What are the biggest obstacles facing you and your team?
The biggest challenge of course is intelligence. We need hardware and software systems that can identify cars, pedestrians, and bicyclists, and then predict their behaviours with high accuracy. We need cars that can make decisions in the presence of uncertainty and then make adjustments and corrections in real time. If we do this well, then our cars will become much more than tools; they will become our assistants and extensions of ourselves.
This future relies on sensors – everything from video cameras to sensors that use radar technology to figure out what objects are around you and predict their behaviour – those sensors are going to have to get less expensive for the technologies to penetrate automobiles entirely.
Another challenge is privacy and security. Your car is among one of the most connected things you own. Thanks to your smartphone, your car even has the ability to know what you’re doing when you’re not driving. It knows when you go into the pub for a beer, or a jewellery store to buy an engagement ring for your fiancé. So what should your car do with that info, and how can we protect people’s privacy? Of course, we’ve all heard of cars being hacked into, so how can we make sure that there’s good security?
Car companies are incredibly concerned about this because they know that if they get it wrong, if one car brand screws up and develops a reputation for spying on its owners, then people are just going to flock to other brands.
On the other hand, if carmakers can get it right, if they can design cars that we love as much as we love our smartphones, then they know that people will flock to their brand. So figuring out how to make technology that people love, rather than perceive as spooky, is another big challenge.

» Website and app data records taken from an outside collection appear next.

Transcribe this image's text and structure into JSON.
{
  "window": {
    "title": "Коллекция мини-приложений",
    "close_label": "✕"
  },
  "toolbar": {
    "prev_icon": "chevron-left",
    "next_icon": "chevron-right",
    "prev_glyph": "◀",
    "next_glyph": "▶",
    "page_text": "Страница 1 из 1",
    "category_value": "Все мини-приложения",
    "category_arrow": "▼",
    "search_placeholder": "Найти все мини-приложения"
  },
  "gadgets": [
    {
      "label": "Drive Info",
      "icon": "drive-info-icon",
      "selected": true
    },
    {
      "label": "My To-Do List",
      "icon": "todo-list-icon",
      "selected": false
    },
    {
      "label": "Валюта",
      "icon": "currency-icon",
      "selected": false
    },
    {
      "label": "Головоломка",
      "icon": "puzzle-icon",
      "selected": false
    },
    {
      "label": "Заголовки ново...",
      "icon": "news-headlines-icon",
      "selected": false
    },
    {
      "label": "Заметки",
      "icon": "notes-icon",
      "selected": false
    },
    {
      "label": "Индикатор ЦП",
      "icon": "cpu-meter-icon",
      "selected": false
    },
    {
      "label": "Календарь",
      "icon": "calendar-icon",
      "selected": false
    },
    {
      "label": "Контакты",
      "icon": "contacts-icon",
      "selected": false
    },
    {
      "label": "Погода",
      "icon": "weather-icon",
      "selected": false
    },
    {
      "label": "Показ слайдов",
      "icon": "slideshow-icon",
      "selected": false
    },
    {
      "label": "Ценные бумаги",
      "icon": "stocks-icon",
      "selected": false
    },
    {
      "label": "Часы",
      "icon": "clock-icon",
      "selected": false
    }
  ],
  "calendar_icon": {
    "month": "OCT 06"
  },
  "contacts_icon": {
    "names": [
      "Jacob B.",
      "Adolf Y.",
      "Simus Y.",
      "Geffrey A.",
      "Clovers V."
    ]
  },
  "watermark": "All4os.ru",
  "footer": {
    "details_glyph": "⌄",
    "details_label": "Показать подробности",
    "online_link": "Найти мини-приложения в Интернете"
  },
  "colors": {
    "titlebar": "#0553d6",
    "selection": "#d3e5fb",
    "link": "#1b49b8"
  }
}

All of us in technology and in society have a responsibility to engineer the future in such a way that people are glad to have these technologies, not the other way round.
What does this evolution mean for the auto manufacturers?
The future of competitive advantage in the auto industry is no longer going to be bending sheet metal and making drivetrains, the way it has been for the last 100 years. If that’s the only thing you’re good at as a car company then you’re going to be stuck at the low margin-end of the food chain. So all car manufacturers have figured out that the path to being profitable in the future increasingly relies on all the things other than the sheet metal and the drivetrain. And chief among these is intelligence.
Why should consumers want more intelligent cars?
It’s important on a number of levels. Safety – the number of people killed in traffic accidents is astonishing. The only reason we tolerate it is because it’s always been this way. But with the help of these technologies, a day will come when people will look back on the current period of time as the dark ages. They’ll be as shocked that we tolerated traffic accidents as we are today when we look back on the medical practice of 75 years ago, before people appreciated the need of being clean and sanitary when doing surgery.
An additional benefit will be to provide mobility and transportation to people who currently can only take advantage of it through things like public transport, taxis and ridesharing services like Uber. This could be the elderly, people with injuries, younger people. So as cars get more capable, drivers won’t need as much capacity to safely hop in them. It’s just a small step further to imagine different kinds of robots or vehicles that can deliver packages, for example.
Beyond that, we can move on to benefits that make life easier, more efficient and more entertaining. Imagine sitting in traffic in London and not having to concentrate on the road ahead.
These are the sort of things that, when we have them, it’ll be hard to realise life without them.